Are you ready to take the next step in your overseas teaching career? Here's TIC Director Andrew Wigford's top tips for becoming the perfect candidate to vacancies.
1. Get yourself fully prepared before you start job-hunting: get your CV updated, a portfolio of your work compiled, and your references (other than your current employer) agreed.
2. Make sure your CV is easy to read and understand, and 100% accurate in detail and content.
3. Don’t forget to share details of the extra curricular skills you can offer, or list the extra curricular activities you have organised or supported.
4. Teaching English as an Additional or Second Language (EASL) is now highly valued by many schools and you should include this skill on your CV if you have good experience.
5. Remember, it’s as much about your personality and a positive, can-do attitude, as it is about your teaching experience. Try to demonstrate this in your communication and during your interview.

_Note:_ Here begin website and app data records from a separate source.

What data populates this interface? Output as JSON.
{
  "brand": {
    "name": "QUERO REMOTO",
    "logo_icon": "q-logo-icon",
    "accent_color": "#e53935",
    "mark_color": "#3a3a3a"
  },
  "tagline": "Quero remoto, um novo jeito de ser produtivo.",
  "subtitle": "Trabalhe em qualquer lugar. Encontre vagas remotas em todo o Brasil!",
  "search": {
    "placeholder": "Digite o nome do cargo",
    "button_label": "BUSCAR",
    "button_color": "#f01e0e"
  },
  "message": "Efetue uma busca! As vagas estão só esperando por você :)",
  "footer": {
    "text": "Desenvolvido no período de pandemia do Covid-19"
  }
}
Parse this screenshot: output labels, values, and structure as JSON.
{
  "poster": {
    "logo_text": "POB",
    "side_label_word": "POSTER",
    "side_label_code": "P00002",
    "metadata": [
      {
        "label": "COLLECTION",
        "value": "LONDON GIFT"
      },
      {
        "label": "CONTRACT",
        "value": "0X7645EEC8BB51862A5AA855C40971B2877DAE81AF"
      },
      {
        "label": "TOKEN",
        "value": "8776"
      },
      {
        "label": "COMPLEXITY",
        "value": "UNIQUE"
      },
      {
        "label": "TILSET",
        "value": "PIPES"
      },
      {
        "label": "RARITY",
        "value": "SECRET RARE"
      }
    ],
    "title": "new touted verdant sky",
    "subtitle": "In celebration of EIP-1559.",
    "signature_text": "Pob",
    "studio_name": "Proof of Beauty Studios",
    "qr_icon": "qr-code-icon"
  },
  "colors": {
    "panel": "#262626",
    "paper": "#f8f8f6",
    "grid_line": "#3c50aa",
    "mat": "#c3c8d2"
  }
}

6. Show that you are a learning-focused teacher - Many Headteachers and school recruiters will be looking for evidence of your focus on learning (rather than simply your teaching skills – yes, there is a big difference between the two), so compile a portfolio featuring a range of learning-focused activities, displays, assemblies, etc. to show that you understand what being learning-focused means.
7. Don’t limit your job hunting to your immediate vicinity (unless you have particular reasons for remaining local) or even your country. There are over 7,000 international schools located all over the world that use English as the language of learning and almost half of these follow the National Curriculum of England.
8. Don’t be just another CV or job application arriving into a Headteacher’s inbox or onto the desk. Select a specialised recruitment agency instead that will give you personalised and expert support to help you find the right jobs with your skills, experience and destination preferences in mind. If your qualifications and experience are particularly good, a recruiter may even be able to recommend you as a good candidate to the schools it works closely with.
9. Get planning! If you want to apply to international schools, most jobs are advertised between January and March with many interviews happening in February and March. If you want to find a job in your home country, be absolutely ready so that when applications open you are ready to go!
10. Complete all application requests accurately and as soon as you can. Respond quickly to all communication and qualification and child protection requests.
And one extra and important tip when applying for teaching jobs: Don’t send ‘blanket’ applications to lots of different schools. Headteachers and recruiters will spot these easily and this approach suggests that they’re just one of many schools you are applying to. Pick the schools you want to work with, do your homework on each school, explain in your cover letter what it is about the school that makes you want to work with them. Make it personal!
You may also be interested in these informative blogs:
TIC App helps job-hunting teachers stay a step ahead
TIC Newsletter 2014
International student teacher internship programme launches with success for all